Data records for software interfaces

=======

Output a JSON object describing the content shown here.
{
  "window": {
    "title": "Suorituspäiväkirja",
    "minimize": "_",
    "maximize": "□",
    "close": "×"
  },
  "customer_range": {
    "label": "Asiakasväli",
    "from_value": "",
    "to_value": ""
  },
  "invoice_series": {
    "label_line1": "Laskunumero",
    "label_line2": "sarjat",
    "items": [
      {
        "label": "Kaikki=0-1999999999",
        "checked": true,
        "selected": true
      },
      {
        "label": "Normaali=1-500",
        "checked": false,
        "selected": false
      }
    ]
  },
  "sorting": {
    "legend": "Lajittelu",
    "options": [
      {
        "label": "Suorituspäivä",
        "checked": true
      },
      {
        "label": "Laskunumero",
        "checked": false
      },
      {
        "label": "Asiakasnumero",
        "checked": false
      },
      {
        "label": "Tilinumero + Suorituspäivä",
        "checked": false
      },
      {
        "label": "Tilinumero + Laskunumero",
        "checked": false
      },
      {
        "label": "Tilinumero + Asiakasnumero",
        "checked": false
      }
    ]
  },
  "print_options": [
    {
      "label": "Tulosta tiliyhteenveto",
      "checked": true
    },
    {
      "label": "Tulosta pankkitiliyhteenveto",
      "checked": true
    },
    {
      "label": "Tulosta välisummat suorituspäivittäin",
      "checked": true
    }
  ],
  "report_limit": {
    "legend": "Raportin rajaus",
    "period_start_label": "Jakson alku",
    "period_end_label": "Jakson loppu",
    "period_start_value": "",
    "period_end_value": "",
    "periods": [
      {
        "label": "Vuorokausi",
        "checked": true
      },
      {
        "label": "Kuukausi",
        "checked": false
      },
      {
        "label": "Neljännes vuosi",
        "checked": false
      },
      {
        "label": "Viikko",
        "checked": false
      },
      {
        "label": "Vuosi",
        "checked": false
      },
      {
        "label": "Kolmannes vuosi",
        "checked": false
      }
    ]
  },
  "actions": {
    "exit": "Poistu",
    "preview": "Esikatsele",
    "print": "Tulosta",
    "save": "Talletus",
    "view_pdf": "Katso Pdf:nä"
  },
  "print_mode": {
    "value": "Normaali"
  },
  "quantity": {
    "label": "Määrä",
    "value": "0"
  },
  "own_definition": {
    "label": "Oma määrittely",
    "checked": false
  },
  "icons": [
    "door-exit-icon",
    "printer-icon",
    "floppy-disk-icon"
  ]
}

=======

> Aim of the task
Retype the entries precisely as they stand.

> Exercise solution
Output a JSON object describing the content shown here.
{
  "window": {
    "title": "Suorituspäiväkirja",
    "minimize": "_",
    "maximize": "□",
    "close": "×"
  },
  "customer_range": {
    "label": "Asiakasväli",
    "from_value": "",
    "to_value": ""
  },
  "invoice_series": {
    "label_line1": "Laskunumero",
    "label_line2": "sarjat",
    "items": [
      {
        "label": "Kaikki=0-1999999999",
        "checked": true,
        "selected": true
      },
      {
        "label": "Normaali=1-500",
        "checked": false,
        "selected": false
      }
    ]
  },
  "sorting": {
    "legend": "Lajittelu",
    "options": [
      {
        "label": "Suorituspäivä",
        "checked": true
      },
      {
        "label": "Laskunumero",
        "checked": false
      },
      {
        "label": "Asiakasnumero",
        "checked": false
      },
      {
        "label": "Tilinumero + Suorituspäivä",
        "checked": false
      },
      {
        "label": "Tilinumero + Laskunumero",
        "checked": false
      },
      {
        "label": "Tilinumero + Asiakasnumero",
        "checked": false
      }
    ]
  },
  "print_options": [
    {
      "label": "Tulosta tiliyhteenveto",
      "checked": true
    },
    {
      "label": "Tulosta pankkitiliyhteenveto",
      "checked": true
    },
    {
      "label": "Tulosta välisummat suorituspäivittäin",
      "checked": true
    }
  ],
  "report_limit": {
    "legend": "Raportin rajaus",
    "period_start_label": "Jakson alku",
    "period_end_label": "Jakson loppu",
    "period_start_value": "",
    "period_end_value": "",
    "periods": [
      {
        "label": "Vuorokausi",
        "checked": true
      },
      {
        "label": "Kuukausi",
        "checked": false
      },
      {
        "label": "Neljännes vuosi",
        "checked": false
      },
      {
        "label": "Viikko",
        "checked": false
      },
      {
        "label": "Vuosi",
        "checked": false
      },
      {
        "label": "Kolmannes vuosi",
        "checked": false
      }
    ]
  },
  "actions": {
    "exit": "Poistu",
    "preview": "Esikatsele",
    "print": "Tulosta",
    "save": "Talletus",
    "view_pdf": "Katso Pdf:nä"
  },
  "print_mode": {
    "value": "Normaali"
  },
  "quantity": {
    "label": "Määrä",
    "value": "0"
  },
  "own_definition": {
    "label": "Oma määrittely",
    "checked": false
  },
  "icons": [
    "door-exit-icon",
    "printer-icon",
    "floppy-disk-icon"
  ]
}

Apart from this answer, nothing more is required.